With the workforce now working to reach a common personal goal of creating wealth for their families, managers can focus on managing the business and not the workforce. If anyone is struggling they can have a mentor and not a disciplinary procedure. Workers don’t have to compete for positions to better their lives because they all share in the pie. Internal politics go away and true cooperation takes place. Trust and transparency take place.
This option seems to be overlooked by the majority. Owners will not talk about it to protect their wealth. The general public doesn’t seem to know about it or doesn’t believe that an employee takeover could happen. This has been done successfully by a number of companies and some examples are provided below.
The redistribution of wealth at government level is a costly process. It involves a lot of bureaucracy, takes time and in essence is not fair. This is not a case for policy changes, because the solution proposed is a natural way of sharing in the wealth and distributing it at source without the involvement of the government. If the majority of big companies employing a big chunk of the workforce were employee owned and governed, then parliament would not have to spend time on the many futile discussions between the labour representatives and the employers’ representatives. Historically this has always been an unresolved pain point of any ruler or government.
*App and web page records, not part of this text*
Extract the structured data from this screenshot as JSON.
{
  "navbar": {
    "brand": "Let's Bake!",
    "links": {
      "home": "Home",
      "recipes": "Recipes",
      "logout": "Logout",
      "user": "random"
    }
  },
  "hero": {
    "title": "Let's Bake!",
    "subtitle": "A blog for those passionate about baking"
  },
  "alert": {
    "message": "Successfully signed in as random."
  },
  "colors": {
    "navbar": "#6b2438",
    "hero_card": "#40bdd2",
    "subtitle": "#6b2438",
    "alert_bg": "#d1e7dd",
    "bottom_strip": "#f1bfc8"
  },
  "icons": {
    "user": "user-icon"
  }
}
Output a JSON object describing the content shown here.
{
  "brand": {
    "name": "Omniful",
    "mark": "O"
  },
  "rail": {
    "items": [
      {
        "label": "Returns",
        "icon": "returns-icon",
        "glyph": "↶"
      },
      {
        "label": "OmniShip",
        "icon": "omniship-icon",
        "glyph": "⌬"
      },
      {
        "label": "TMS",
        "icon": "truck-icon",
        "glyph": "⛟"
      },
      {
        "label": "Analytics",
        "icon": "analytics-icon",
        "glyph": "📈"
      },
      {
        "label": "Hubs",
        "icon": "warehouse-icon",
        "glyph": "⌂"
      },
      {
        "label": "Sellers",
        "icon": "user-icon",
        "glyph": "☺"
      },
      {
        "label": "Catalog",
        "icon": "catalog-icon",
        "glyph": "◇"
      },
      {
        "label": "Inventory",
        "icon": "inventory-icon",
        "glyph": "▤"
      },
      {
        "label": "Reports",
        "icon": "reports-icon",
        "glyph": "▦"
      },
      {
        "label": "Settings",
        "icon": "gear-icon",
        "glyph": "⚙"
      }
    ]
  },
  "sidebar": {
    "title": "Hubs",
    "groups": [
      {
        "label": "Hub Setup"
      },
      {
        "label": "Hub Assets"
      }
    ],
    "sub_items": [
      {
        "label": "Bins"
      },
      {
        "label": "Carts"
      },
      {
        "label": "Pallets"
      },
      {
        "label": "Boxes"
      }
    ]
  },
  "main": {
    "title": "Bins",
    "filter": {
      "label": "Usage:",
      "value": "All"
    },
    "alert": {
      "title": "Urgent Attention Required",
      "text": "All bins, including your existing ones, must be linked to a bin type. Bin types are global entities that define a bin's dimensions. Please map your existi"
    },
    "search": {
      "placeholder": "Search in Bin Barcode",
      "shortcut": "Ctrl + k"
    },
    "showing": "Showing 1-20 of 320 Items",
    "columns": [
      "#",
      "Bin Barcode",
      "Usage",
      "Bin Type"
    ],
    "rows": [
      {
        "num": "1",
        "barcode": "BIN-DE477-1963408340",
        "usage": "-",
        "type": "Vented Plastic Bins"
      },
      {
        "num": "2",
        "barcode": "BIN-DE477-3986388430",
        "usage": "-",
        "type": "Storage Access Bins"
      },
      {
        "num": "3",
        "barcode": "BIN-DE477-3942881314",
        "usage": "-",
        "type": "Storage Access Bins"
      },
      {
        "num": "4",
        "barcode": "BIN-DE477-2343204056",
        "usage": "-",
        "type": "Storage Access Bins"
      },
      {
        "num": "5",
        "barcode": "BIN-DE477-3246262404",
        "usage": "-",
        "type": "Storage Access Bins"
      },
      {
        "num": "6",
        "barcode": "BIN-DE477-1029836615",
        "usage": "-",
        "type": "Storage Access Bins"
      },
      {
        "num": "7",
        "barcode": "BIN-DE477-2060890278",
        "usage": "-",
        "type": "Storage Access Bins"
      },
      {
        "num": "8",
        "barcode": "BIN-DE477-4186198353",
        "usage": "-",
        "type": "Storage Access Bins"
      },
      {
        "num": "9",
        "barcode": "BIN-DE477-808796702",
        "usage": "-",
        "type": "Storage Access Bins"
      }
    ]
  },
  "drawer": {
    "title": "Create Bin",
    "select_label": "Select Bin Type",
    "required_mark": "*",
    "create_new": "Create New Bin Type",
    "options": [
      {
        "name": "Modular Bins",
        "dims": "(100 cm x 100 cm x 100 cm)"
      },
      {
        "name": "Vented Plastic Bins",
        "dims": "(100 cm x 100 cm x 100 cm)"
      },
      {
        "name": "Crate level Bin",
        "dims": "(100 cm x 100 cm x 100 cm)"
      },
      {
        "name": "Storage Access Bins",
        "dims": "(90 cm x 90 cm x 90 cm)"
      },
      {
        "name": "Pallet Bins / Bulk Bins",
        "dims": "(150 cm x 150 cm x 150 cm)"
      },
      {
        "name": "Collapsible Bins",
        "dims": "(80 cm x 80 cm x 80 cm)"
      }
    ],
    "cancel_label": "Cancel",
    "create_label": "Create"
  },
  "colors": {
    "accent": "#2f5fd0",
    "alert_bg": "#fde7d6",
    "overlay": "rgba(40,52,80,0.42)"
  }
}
- Tullis Russell – Paper manufacturer that was sold to it’s employees in 1994. The business operates in a highly competitive industry. 90% of all UK paper mills have been closed down and moved abroad. Employee engagement have been the deciding factor in its survival.
- Gripple – manufacturing organisation with no job titles or HR. Nearly 80% of the company’s 220 employees own equity in the firm.
- AquaScot – a Scottish food processing company. In 2004 they were bought back by former owners and an employee buyout. It since has doubled in size.
- PrimePac – A co-operative started by former employees of a business which was closed down after a fire and removed from the area by their past employers. The business before the fire employed 140 people. The new business was started by 19 and have grown to 35 – 50 people as of 2013
The call to action
Speak to your colleagues, start open discussions, ask for consultations. Spend some time exploring your options. Perhaps you will find that some of your colleagues share the same problems, worries or views. If this is the case, then just maybe there is value in buying a stake in the company. It is a great time to do it – the number of employee owned companies is on the rise and the well established ones are proof that this model of ownership works.
There are organisations and people that can be contacted for help with organising a new ownership structure:
- Employee Ownership Association – the voice of co-owned business in the UK. employeeownership.co.uk
- Baxi Partnership – The mission of the Baxi Partnership is to support the growth of strong, successful mutual and employee owned organisations. www.baxipartnership.co.uk
- Co-ownership Solutions – a specialist provider supporting and guiding employee owned and worker co-operative businesses. www.coownershipsolutions.co.uk
- Cooperatives UK – http://www.uk.coop – the campaign for cooperation